The FDA has designated lambrolizumab (MK-3475, Merck) as a “breakthrough therapy” for patients with advanced melanoma. The investigational antibody therapy targets the programmed death (PD-1) receptor, which cancer cells use to evade immune-system surveillance.
The FDA’s “breakthrough therapy” designation is intended to expedite the development and review of a candidate drug that is planned for use, alone or in combination, to treat a serious or life-threatening disease or condition when preliminary clinical evidence indicates that the drug may demonstrate substantial improvement over existing therapies on one or more clinically significant endpoints.
In November 2012, early interim results were reported from a 12-week, single-arm, open-label phase Ib trial of lambrolizumab in 85 patients with advanced (inoperable and metastatic) melanoma. In that study, 43 patients (51%) showed an objective anti-tumor response, and of those, 8 patients (9%) showed a complete response at or after the 12-week assessment. The most common adverse events experienced by patients who received lambrolizumab included fatigue, rash, diarrhea, nausea, cough, joint pain, fever, and itching.

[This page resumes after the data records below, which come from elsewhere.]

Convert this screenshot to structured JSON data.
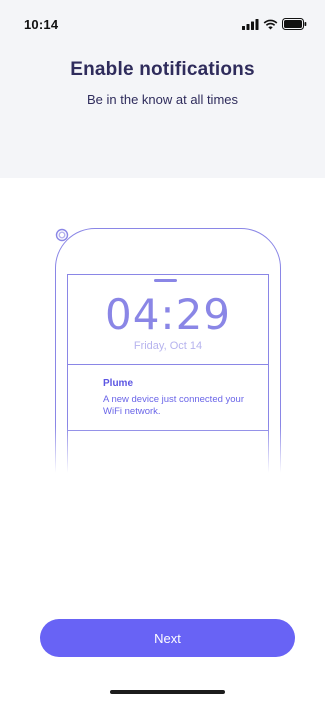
{
  "status_bar": {
    "time": "10:14",
    "icons": [
      "signal-icon",
      "wifi-icon",
      "battery-icon"
    ]
  },
  "header": {
    "title": "Enable notifications",
    "subtitle": "Be in the know at all times"
  },
  "phone_preview": {
    "time": "04:29",
    "date": "Friday, Oct 14",
    "notification": {
      "app_name": "Plume",
      "message": "A new device just connected your WiFi network.",
      "icon": "plume-logo-icon"
    }
  },
  "actions": {
    "next_label": "Next"
  },
  "colors": {
    "accent": "#6863f5",
    "header_background": "#f4f5f8",
    "title_text": "#2f2c5c",
    "phone_outline": "#8a86e6"
  }
}
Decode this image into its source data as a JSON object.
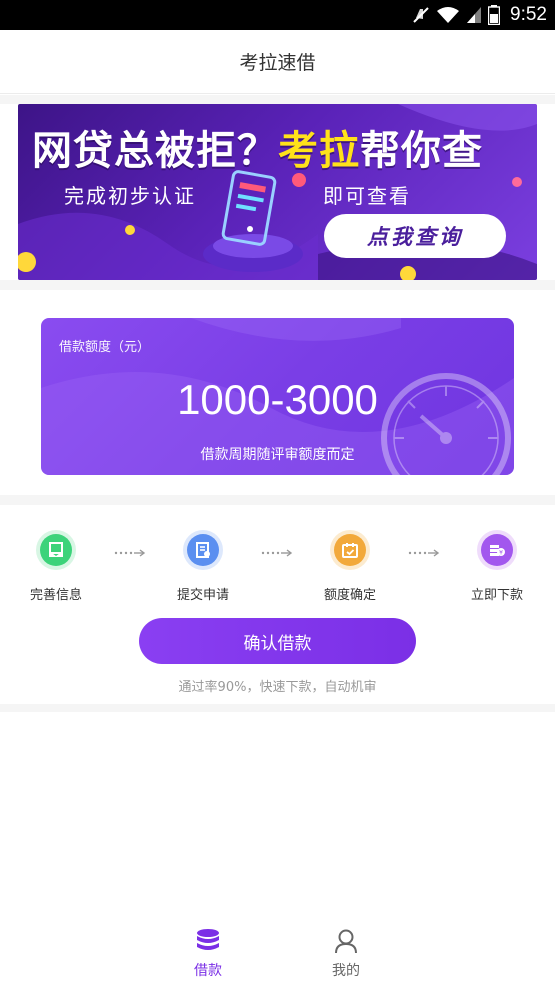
{
  "status_bar": {
    "time": "9:52"
  },
  "header": {
    "title": "考拉速借"
  },
  "banner": {
    "headline_part1": "网贷总被拒？",
    "headline_part2": "考拉",
    "headline_part3": "帮你查",
    "sub_left": "完成初步认证",
    "sub_right": "即可查看",
    "cta": "点我查询"
  },
  "quota": {
    "label": "借款额度（元）",
    "amount": "1000-3000",
    "note": "借款周期随评审额度而定"
  },
  "steps": [
    {
      "label": "完善信息",
      "icon": "document-check-icon",
      "color": "#3cd37a"
    },
    {
      "label": "提交申请",
      "icon": "submit-form-icon",
      "color": "#5b8ff0"
    },
    {
      "label": "额度确定",
      "icon": "calendar-check-icon",
      "color": "#f2a93b"
    },
    {
      "label": "立即下款",
      "icon": "money-stack-icon",
      "color": "#a257ee"
    }
  ],
  "confirm_button": "确认借款",
  "pass_note": "通过率90%，快速下款，自动机审",
  "bottom_nav": [
    {
      "label": "借款",
      "icon": "database-icon",
      "active": true
    },
    {
      "label": "我的",
      "icon": "user-icon",
      "active": false
    }
  ],
  "colors": {
    "accent": "#7b2fe6",
    "inactive": "#666666"
  }
}
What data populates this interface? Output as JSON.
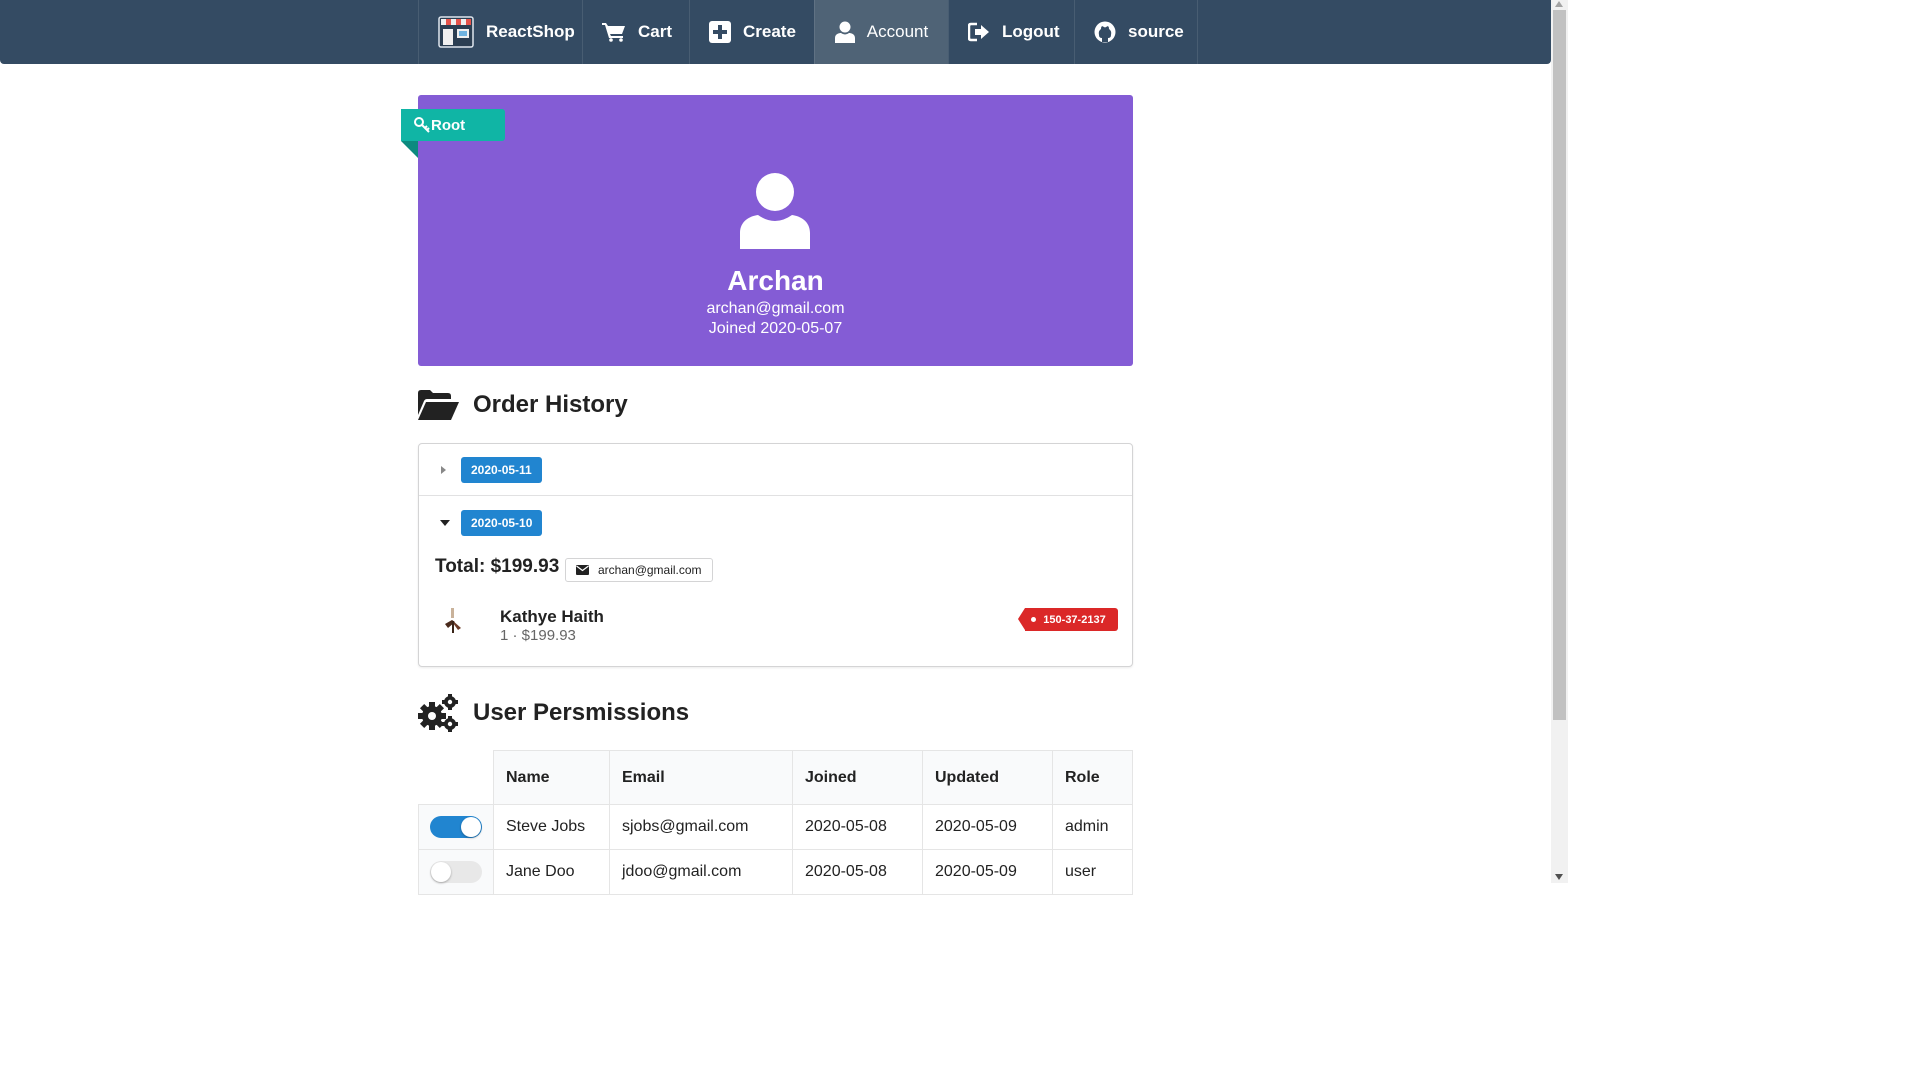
{
  "nav": {
    "items": [
      {
        "label": "ReactShop",
        "icon": "shop-logo-icon"
      },
      {
        "label": "Cart",
        "icon": "cart-icon"
      },
      {
        "label": "Create",
        "icon": "plus-square-icon"
      },
      {
        "label": "Account",
        "icon": "user-icon",
        "active": true
      },
      {
        "label": "Logout",
        "icon": "sign-out-icon"
      },
      {
        "label": "source",
        "icon": "github-icon"
      }
    ]
  },
  "profile": {
    "badge": "Root",
    "badge_icon": "key-icon",
    "name": "Archan",
    "email": "archan@gmail.com",
    "joined": "Joined 2020-05-07",
    "background_color": "#845cd5",
    "badge_color": "#10b5a5"
  },
  "order_history": {
    "title": "Order History",
    "orders": [
      {
        "date": "2020-05-11",
        "expanded": false
      },
      {
        "date": "2020-05-10",
        "expanded": true,
        "total": "Total: $199.93",
        "email": "archan@gmail.com",
        "items": [
          {
            "name": "Kathye Haith",
            "meta": "1 · $199.93",
            "tag": "150-37-2137"
          }
        ]
      }
    ]
  },
  "permissions": {
    "title": "User Persmissions",
    "columns": [
      "Name",
      "Email",
      "Joined",
      "Updated",
      "Role"
    ],
    "rows": [
      {
        "toggle": true,
        "name": "Steve Jobs",
        "email": "sjobs@gmail.com",
        "joined": "2020-05-08",
        "updated": "2020-05-09",
        "role": "admin"
      },
      {
        "toggle": false,
        "name": "Jane Doo",
        "email": "jdoo@gmail.com",
        "joined": "2020-05-08",
        "updated": "2020-05-09",
        "role": "user"
      }
    ]
  },
  "colors": {
    "navbar": "#344b63",
    "label_blue": "#2185d0",
    "tag_red": "#db2828"
  }
}
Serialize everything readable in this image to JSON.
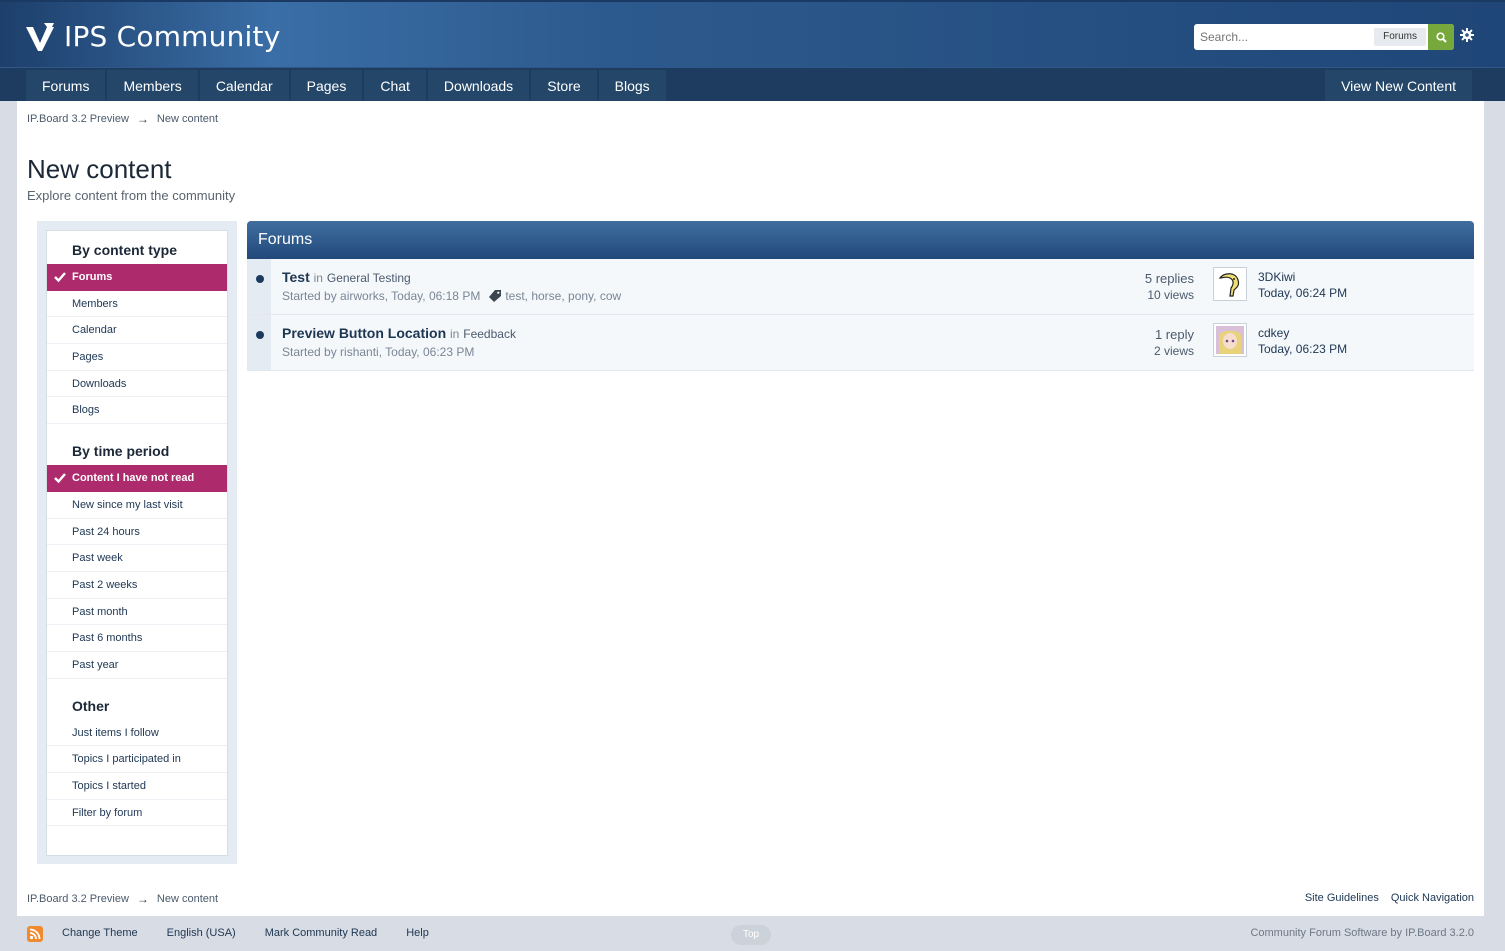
{
  "header": {
    "brand": "IPS Community",
    "search_placeholder": "Search...",
    "search_scope": "Forums"
  },
  "nav": {
    "tabs": [
      "Forums",
      "Members",
      "Calendar",
      "Pages",
      "Chat",
      "Downloads",
      "Store",
      "Blogs"
    ],
    "view_new_content": "View New Content"
  },
  "breadcrumb": {
    "root": "IP.Board 3.2 Preview",
    "separator": "→",
    "current": "New content"
  },
  "page": {
    "title": "New content",
    "description": "Explore content from the community"
  },
  "sidebar": {
    "content_type": {
      "heading": "By content type",
      "items": [
        "Forums",
        "Members",
        "Calendar",
        "Pages",
        "Downloads",
        "Blogs"
      ]
    },
    "time_period": {
      "heading": "By time period",
      "items": [
        "Content I have not read",
        "New since my last visit",
        "Past 24 hours",
        "Past week",
        "Past 2 weeks",
        "Past month",
        "Past 6 months",
        "Past year"
      ]
    },
    "other": {
      "heading": "Other",
      "items": [
        "Just items I follow",
        "Topics I participated in",
        "Topics I started",
        "Filter by forum"
      ]
    }
  },
  "results": {
    "heading": "Forums",
    "topics": [
      {
        "title": "Test",
        "in": "in",
        "forum": "General Testing",
        "started": "Started by airworks, Today, 06:18 PM",
        "tags": "test, horse, pony, cow",
        "replies": "5 replies",
        "views": "10 views",
        "last_poster": "3DKiwi",
        "last_time": "Today, 06:24 PM"
      },
      {
        "title": "Preview Button Location",
        "in": "in",
        "forum": "Feedback",
        "started": "Started by rishanti, Today, 06:23 PM",
        "tags": "",
        "replies": "1 reply",
        "views": "2 views",
        "last_poster": "cdkey",
        "last_time": "Today, 06:23 PM"
      }
    ]
  },
  "footer_links": {
    "guidelines": "Site Guidelines",
    "quick_nav": "Quick Navigation"
  },
  "footer": {
    "links": [
      "Change Theme",
      "English (USA)",
      "Mark Community Read",
      "Help"
    ],
    "top": "Top",
    "copyright": "Community Forum Software by IP.Board 3.2.0"
  },
  "colors": {
    "accent": "#ad2a6d",
    "header": "#2d5a8e",
    "nav": "#1e3c5f",
    "search_button": "#77a83b"
  }
}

Lambrolizumab is an investigational antibody therapy designed to disrupt the action of the immune checkpoint protein PD-1, thereby inhibiting the ability of some cancers to evade the body’s immune system. Researchers have shown that several tumor types are able to “hide in plain sight” by establishing a “molecular camouflage” that deceives the body’s immune system into thinking they are normal and therefore allow them to grow unchecked. By using the PD-1 pathway, a tumor cell can prevent the activation of T-cells and may block a key step that triggers the immune system.
Advanced melanoma accounts for more than 80% of skin cancer-related deaths and for 1% to 2% of all cancer deaths in the U.S. According to the American Cancer Society, an estimated 9,180 people died from advanced melanoma in the U.S. in 2012.
Source: Merck; April 24, 2013.